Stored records

---------------

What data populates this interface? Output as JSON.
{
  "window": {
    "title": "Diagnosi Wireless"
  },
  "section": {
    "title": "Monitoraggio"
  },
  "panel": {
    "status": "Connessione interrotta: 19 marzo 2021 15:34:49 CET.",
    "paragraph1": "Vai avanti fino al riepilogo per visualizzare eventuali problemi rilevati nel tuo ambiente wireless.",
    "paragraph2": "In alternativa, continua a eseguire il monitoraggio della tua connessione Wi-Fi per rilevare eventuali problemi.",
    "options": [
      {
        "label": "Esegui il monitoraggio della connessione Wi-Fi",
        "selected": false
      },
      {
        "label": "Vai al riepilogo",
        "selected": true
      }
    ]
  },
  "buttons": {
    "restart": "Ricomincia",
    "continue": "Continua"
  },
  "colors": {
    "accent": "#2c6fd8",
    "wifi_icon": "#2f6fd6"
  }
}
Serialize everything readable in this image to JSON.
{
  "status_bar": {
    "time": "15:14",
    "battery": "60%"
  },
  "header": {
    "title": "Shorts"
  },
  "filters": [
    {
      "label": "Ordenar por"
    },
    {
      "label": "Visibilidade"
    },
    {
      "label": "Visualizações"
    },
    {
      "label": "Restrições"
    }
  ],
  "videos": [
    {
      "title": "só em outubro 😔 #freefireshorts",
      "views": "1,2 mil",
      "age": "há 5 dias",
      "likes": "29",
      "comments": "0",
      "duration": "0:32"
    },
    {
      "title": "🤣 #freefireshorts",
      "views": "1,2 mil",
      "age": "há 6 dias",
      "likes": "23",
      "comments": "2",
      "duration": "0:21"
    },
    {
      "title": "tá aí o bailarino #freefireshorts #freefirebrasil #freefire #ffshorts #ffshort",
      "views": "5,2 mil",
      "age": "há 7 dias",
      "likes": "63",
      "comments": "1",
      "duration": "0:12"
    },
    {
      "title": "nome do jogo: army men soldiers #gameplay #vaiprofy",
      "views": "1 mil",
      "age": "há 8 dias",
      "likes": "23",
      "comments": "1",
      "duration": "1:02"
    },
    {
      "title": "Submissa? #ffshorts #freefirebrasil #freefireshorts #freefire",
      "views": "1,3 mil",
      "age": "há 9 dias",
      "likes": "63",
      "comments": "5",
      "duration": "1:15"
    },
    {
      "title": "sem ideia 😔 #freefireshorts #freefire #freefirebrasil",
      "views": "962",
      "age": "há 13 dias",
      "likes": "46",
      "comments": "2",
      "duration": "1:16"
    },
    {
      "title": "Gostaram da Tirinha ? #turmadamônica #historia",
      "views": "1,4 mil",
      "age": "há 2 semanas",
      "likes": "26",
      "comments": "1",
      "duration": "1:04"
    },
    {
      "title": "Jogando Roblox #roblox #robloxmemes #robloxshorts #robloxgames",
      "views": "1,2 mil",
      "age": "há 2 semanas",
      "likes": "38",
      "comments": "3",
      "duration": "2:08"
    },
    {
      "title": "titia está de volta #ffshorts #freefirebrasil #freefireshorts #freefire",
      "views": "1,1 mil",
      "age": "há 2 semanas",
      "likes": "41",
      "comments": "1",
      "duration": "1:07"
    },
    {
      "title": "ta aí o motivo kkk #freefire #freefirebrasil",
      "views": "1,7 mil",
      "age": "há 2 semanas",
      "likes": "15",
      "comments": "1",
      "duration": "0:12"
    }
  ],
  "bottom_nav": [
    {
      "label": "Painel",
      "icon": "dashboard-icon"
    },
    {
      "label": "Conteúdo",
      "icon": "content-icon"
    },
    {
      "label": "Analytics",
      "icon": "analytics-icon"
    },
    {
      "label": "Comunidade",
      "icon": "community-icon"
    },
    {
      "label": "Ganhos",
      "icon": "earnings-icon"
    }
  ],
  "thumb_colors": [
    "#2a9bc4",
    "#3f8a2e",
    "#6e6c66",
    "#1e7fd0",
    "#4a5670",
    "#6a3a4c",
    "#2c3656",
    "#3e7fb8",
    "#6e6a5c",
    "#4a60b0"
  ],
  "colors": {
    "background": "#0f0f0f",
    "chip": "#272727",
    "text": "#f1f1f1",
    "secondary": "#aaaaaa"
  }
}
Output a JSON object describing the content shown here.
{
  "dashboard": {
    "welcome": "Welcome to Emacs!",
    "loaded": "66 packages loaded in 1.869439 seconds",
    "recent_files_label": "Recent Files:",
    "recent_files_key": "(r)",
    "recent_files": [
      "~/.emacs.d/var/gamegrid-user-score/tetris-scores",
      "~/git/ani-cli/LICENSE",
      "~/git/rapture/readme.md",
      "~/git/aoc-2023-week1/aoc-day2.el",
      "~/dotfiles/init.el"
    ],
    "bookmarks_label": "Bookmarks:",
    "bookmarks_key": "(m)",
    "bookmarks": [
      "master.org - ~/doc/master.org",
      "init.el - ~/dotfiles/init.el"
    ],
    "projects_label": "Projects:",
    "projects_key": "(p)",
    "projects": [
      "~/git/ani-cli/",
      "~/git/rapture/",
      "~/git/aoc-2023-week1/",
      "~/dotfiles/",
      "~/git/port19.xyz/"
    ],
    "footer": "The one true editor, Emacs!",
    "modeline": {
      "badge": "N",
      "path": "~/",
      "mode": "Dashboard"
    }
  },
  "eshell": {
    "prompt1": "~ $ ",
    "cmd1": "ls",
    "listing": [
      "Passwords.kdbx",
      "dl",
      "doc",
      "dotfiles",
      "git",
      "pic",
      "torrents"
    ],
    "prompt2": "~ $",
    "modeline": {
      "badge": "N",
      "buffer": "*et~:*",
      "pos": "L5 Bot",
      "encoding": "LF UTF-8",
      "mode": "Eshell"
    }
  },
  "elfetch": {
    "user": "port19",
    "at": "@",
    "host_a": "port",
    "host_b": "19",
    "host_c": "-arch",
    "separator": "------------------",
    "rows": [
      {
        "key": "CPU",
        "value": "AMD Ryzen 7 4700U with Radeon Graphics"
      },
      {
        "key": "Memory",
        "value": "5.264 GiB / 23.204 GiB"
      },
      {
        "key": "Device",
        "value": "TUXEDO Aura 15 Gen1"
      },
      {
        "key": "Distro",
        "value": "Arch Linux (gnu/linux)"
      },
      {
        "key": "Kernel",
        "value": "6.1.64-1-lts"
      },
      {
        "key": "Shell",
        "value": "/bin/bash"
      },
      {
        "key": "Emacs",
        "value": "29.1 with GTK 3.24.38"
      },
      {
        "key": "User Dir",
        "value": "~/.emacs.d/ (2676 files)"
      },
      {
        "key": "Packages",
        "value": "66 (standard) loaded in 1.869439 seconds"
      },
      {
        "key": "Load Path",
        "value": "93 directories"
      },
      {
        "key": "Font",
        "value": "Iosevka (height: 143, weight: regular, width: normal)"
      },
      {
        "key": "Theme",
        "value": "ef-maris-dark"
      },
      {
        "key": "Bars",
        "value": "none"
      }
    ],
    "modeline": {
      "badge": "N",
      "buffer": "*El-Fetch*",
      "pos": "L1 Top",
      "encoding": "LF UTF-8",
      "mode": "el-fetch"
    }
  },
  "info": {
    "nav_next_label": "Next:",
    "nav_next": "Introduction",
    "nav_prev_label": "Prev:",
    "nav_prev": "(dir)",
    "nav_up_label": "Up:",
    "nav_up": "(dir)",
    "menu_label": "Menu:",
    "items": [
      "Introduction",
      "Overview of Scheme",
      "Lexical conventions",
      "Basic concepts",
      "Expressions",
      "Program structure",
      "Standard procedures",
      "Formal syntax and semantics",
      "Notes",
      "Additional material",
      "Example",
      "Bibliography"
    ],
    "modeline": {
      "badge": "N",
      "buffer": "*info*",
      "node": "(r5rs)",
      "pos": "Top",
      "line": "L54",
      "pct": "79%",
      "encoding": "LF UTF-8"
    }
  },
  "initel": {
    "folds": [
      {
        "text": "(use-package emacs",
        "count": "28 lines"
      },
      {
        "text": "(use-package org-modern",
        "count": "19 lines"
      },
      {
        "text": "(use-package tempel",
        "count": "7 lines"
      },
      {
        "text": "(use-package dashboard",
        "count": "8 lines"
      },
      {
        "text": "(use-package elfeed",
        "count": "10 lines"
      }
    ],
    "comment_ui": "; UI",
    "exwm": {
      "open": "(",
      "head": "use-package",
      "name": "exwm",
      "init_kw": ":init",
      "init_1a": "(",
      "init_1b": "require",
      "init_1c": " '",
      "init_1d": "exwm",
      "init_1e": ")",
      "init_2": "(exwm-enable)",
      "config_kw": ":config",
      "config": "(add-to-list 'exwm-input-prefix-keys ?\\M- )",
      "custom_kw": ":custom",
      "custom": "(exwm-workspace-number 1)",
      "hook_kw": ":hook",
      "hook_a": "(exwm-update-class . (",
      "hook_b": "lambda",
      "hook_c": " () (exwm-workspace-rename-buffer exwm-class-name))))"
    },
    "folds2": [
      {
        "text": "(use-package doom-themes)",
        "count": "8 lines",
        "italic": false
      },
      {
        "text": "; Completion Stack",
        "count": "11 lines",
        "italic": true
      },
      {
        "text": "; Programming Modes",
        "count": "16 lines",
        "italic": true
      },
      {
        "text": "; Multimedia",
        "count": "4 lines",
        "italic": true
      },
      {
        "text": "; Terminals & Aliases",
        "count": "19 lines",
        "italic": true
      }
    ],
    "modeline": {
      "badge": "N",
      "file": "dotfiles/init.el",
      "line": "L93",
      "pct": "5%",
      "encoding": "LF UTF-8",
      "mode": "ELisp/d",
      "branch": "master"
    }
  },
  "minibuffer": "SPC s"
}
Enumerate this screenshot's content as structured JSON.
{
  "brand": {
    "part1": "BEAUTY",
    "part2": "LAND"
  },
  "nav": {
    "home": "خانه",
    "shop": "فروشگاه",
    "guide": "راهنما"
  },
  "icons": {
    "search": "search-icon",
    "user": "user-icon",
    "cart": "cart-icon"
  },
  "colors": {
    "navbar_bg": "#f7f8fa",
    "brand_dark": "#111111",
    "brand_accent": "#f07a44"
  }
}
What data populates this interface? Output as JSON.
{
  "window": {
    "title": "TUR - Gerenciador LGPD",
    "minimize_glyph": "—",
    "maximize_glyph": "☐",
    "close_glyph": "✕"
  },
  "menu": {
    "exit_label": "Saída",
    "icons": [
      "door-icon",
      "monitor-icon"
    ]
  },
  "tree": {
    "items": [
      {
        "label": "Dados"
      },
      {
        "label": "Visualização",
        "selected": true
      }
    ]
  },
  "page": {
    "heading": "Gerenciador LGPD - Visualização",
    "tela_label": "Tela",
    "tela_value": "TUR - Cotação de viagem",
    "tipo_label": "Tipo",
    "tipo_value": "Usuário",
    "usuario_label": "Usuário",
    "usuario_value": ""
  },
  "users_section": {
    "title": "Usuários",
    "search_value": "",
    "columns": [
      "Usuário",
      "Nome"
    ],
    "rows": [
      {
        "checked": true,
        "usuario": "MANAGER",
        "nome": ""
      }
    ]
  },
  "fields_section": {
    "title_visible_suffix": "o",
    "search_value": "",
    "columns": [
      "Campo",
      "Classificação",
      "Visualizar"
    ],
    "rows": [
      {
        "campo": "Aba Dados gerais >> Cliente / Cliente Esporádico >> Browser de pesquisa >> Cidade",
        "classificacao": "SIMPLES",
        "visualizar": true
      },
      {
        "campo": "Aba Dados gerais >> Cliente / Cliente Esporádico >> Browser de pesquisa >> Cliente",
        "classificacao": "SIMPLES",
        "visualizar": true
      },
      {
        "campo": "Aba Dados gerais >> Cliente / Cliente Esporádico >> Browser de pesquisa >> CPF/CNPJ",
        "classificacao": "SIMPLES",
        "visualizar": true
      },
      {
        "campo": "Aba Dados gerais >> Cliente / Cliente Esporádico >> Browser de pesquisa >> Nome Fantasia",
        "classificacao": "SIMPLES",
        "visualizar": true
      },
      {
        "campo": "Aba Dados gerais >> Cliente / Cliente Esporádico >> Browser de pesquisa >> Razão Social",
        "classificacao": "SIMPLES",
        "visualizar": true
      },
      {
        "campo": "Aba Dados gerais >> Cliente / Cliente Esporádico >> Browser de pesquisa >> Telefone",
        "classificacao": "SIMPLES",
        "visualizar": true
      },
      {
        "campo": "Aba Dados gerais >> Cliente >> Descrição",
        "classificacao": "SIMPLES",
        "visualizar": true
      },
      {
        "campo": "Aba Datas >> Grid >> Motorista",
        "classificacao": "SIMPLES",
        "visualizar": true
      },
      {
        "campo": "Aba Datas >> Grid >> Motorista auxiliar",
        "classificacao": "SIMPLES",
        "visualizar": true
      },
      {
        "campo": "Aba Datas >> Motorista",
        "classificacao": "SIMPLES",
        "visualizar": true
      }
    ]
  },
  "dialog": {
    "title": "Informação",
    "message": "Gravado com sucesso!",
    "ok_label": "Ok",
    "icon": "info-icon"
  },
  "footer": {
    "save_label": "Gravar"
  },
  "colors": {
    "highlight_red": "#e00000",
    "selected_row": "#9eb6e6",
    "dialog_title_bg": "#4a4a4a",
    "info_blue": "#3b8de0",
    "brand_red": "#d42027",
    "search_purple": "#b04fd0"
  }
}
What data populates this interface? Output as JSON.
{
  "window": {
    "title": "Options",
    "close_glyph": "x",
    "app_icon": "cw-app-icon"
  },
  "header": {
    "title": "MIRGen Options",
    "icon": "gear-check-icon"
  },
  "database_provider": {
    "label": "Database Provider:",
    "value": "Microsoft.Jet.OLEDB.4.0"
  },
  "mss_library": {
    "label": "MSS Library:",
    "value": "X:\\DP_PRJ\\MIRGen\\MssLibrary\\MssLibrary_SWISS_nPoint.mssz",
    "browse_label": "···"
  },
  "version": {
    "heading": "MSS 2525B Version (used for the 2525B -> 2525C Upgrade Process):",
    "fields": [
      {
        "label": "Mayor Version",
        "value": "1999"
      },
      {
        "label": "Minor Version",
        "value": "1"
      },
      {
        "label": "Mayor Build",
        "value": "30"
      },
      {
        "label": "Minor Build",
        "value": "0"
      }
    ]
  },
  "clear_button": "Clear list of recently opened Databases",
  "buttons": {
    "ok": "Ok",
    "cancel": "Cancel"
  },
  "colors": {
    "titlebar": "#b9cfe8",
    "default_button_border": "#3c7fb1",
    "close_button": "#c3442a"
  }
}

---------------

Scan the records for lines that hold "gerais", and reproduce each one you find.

**Task output**
        "campo": "Aba Dados gerais >> Cliente / Cliente Esporádico >> Browser de pesquisa >> Cidade",
        "campo": "Aba Dados gerais >> Cliente / Cliente Esporádico >> Browser de pesquisa >> Cliente",
        "campo": "Aba Dados gerais >> Cliente / Cliente Esporádico >> Browser de pesquisa >> CPF/CNPJ",
        "campo": "Aba Dados gerais >> Cliente / Cliente Esporádico >> Browser de pesquisa >> Nome Fantasia",
        "campo": "Aba Dados gerais >> Cliente / Cliente Esporádico >> Browser de pesquisa >> Razão Social",
        "campo": "Aba Dados gerais >> Cliente / Cliente Esporádico >> Browser de pesquisa >> Telefone",
        "campo": "Aba Dados gerais >> Cliente >> Descrição",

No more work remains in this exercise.